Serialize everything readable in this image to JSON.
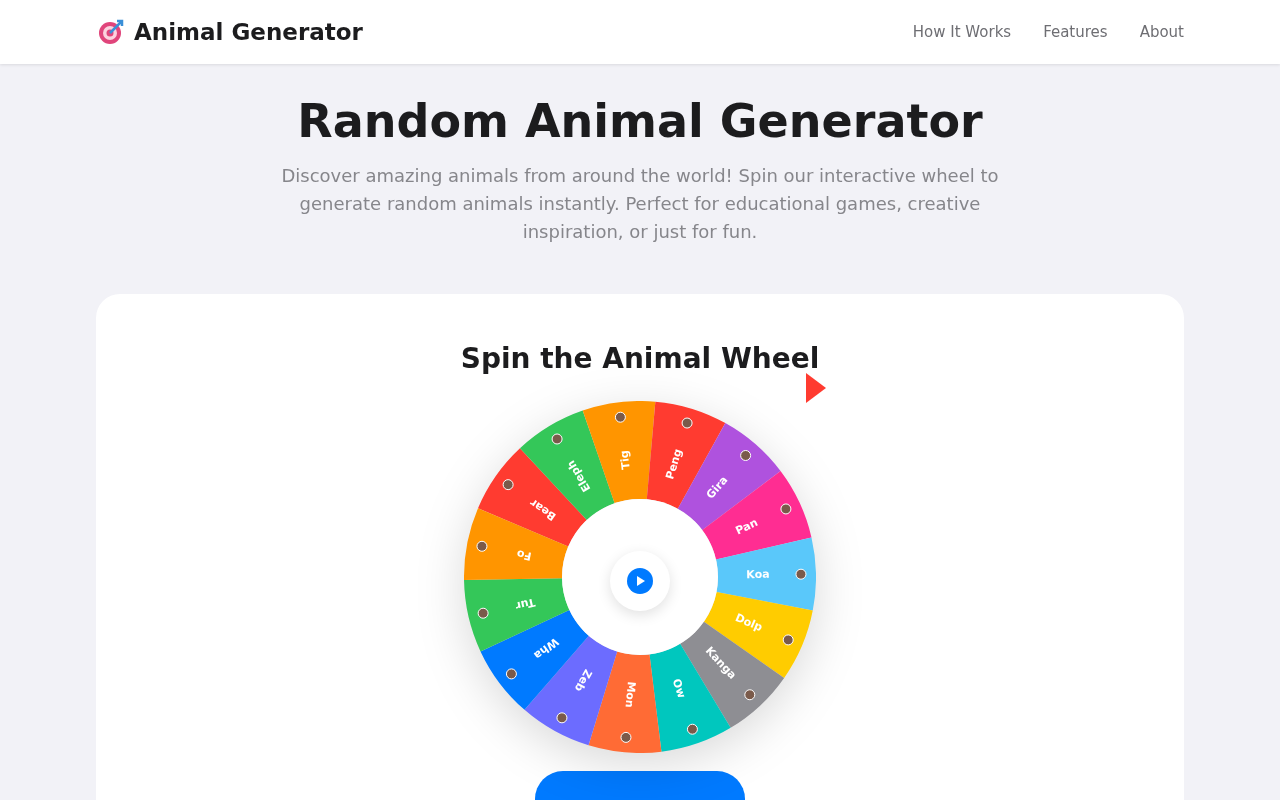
{
  "header": {
    "brand": "Animal Generator",
    "nav": [
      "How It Works",
      "Features",
      "About"
    ]
  },
  "hero": {
    "title": "Random Animal Generator",
    "subtitle": "Discover amazing animals from around the world! Spin our interactive wheel to generate random animals instantly. Perfect for educational games, creative inspiration, or just for fun."
  },
  "card": {
    "title": "Spin the Animal Wheel",
    "segments": [
      {
        "label": "Bear",
        "color": "#ff3b30"
      },
      {
        "label": "Eleph",
        "color": "#34c759"
      },
      {
        "label": "Tig",
        "color": "#ff9500"
      },
      {
        "label": "Peng",
        "color": "#ff3b30"
      },
      {
        "label": "Gira",
        "color": "#af52de"
      },
      {
        "label": "Pan",
        "color": "#ff2d92"
      },
      {
        "label": "Koa",
        "color": "#5ac8fa"
      },
      {
        "label": "Dolp",
        "color": "#ffcc00"
      },
      {
        "label": "Kanga",
        "color": "#8e8e93"
      },
      {
        "label": "Ow",
        "color": "#00c7be"
      },
      {
        "label": "Mon",
        "color": "#ff6b35"
      },
      {
        "label": "Zeb",
        "color": "#6c6cff"
      },
      {
        "label": "Wha",
        "color": "#007aff"
      },
      {
        "label": "Tur",
        "color": "#34c759"
      },
      {
        "label": "Fo",
        "color": "#ff9500"
      }
    ]
  }
}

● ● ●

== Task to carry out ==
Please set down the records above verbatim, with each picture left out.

== Task answer ==
Serialize everything readable in this image to JSON.
{
  "header": {
    "brand": "Animal Generator",
    "nav": [
      "How It Works",
      "Features",
      "About"
    ]
  },
  "hero": {
    "title": "Random Animal Generator",
    "subtitle": "Discover amazing animals from around the world! Spin our interactive wheel to generate random animals instantly. Perfect for educational games, creative inspiration, or just for fun."
  },
  "card": {
    "title": "Spin the Animal Wheel",
    "segments": [
      {
        "label": "Bear",
        "color": "#ff3b30"
      },
      {
        "label": "Eleph",
        "color": "#34c759"
      },
      {
        "label": "Tig",
        "color": "#ff9500"
      },
      {
        "label": "Peng",
        "color": "#ff3b30"
      },
      {
        "label": "Gira",
        "color": "#af52de"
      },
      {
        "label": "Pan",
        "color": "#ff2d92"
      },
      {
        "label": "Koa",
        "color": "#5ac8fa"
      },
      {
        "label": "Dolp",
        "color": "#ffcc00"
      },
      {
        "label": "Kanga",
        "color": "#8e8e93"
      },
      {
        "label": "Ow",
        "color": "#00c7be"
      },
      {
        "label": "Mon",
        "color": "#ff6b35"
      },
      {
        "label": "Zeb",
        "color": "#6c6cff"
      },
      {
        "label": "Wha",
        "color": "#007aff"
      },
      {
        "label": "Tur",
        "color": "#34c759"
      },
      {
        "label": "Fo",
        "color": "#ff9500"
      }
    ]
  }
}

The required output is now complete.